Skarv Shipping Solutions, a joint venture by Peak Group and Grieg Edge, has placed an order for up to eight 7,000 dwt, low-carbon multipurpose (MPP) vessels. The shipbuilding contract was signed with Huanghai Shipbuilding for four vessels initially with an option for another two plus two vessels.
The first MPP vessel will be delivered in the third quarter of 2025, with the others in four-month intervals. The vessels have been designed by LMG Marin, with contribution from Grieg Shipbrokers.
“These ships are far more climate-friendly than what we see in the shortsea market in Europe today, with a very low fuel consumption. They are not what we imagine is the final climate solution for shipping, but they are a giant step in the right direction,” says the CEO of Skarv, Jan Øivind Svardal.
The design includes an optimised engine ready for ammonia or methanol, batteries, a shore-power system, peak shaving with a dynamic propeller drive system, and a high-voltage switchboard prepared for future green power production like fuel cell technologies and increased battery capacity.
MPP with a focus on deck space and flexibility
On the cargo handling side, the ships will have open-top functionality enabling the movement of high vertical cargo, a wide deck beam for extra cargo intake, heavy-duty hatches, and tweendecks. The ships also have the accommodation in front to ensure visibility, increased deck space and protection of cargo.
“For our customers, this means you will be able to transport your cargo with a notably lower emission of greenhouse gasses and still show a remarkable efficiency in cargo handling and cost,” says Chair of Skarv and CEO of Peak Group, Jan-Petter Slethaug.
These MPP vessels are perfect for transporting mid-size modules and wind turbine components, which makes them a huge asset to the renewable energy industry in Europe. They are designed with a strong emphasis on deck space, strength, and stability, making them suitable for shortsea project cargo transport of almost any kind. Skarv has not yet assigned these vessels to any customer, but they will be available on the market.

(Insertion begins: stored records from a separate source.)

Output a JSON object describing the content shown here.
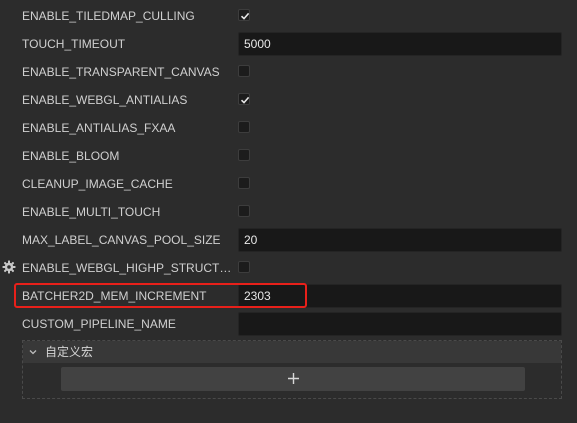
{
  "settings": [
    {
      "label": "ENABLE_TILEDMAP_CULLING",
      "type": "checkbox",
      "checked": true
    },
    {
      "label": "TOUCH_TIMEOUT",
      "type": "input",
      "value": "5000"
    },
    {
      "label": "ENABLE_TRANSPARENT_CANVAS",
      "type": "checkbox",
      "checked": false
    },
    {
      "label": "ENABLE_WEBGL_ANTIALIAS",
      "type": "checkbox",
      "checked": true
    },
    {
      "label": "ENABLE_ANTIALIAS_FXAA",
      "type": "checkbox",
      "checked": false
    },
    {
      "label": "ENABLE_BLOOM",
      "type": "checkbox",
      "checked": false
    },
    {
      "label": "CLEANUP_IMAGE_CACHE",
      "type": "checkbox",
      "checked": false
    },
    {
      "label": "ENABLE_MULTI_TOUCH",
      "type": "checkbox",
      "checked": false
    },
    {
      "label": "MAX_LABEL_CANVAS_POOL_SIZE",
      "type": "input",
      "value": "20"
    },
    {
      "label": "ENABLE_WEBGL_HIGHP_STRUCT_VALUES",
      "type": "checkbox",
      "checked": false,
      "icon": "gear-icon"
    },
    {
      "label": "BATCHER2D_MEM_INCREMENT",
      "type": "input",
      "value": "2303",
      "highlighted": true
    },
    {
      "label": "CUSTOM_PIPELINE_NAME",
      "type": "input",
      "value": ""
    }
  ],
  "custom_macros": {
    "title": "自定义宏",
    "chevron_icon": "chevron-down-icon",
    "add_icon": "plus-icon"
  },
  "colors": {
    "background": "#2c2c2c",
    "highlight": "#e8201a",
    "input_bg": "#181818"
  }
}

“There is considerable demand for reduced carbon emissions related to industry projects in Europe, and these ships will be ideal for many of these. The ships’ flexible design enables a potential transition to lower emission fuels upon delivery, provided that the market and infrastructure permit, even though they are not fully capable of zero emissions at present,” Nicolai Grieg, Managing Director of Grieg Edge, says.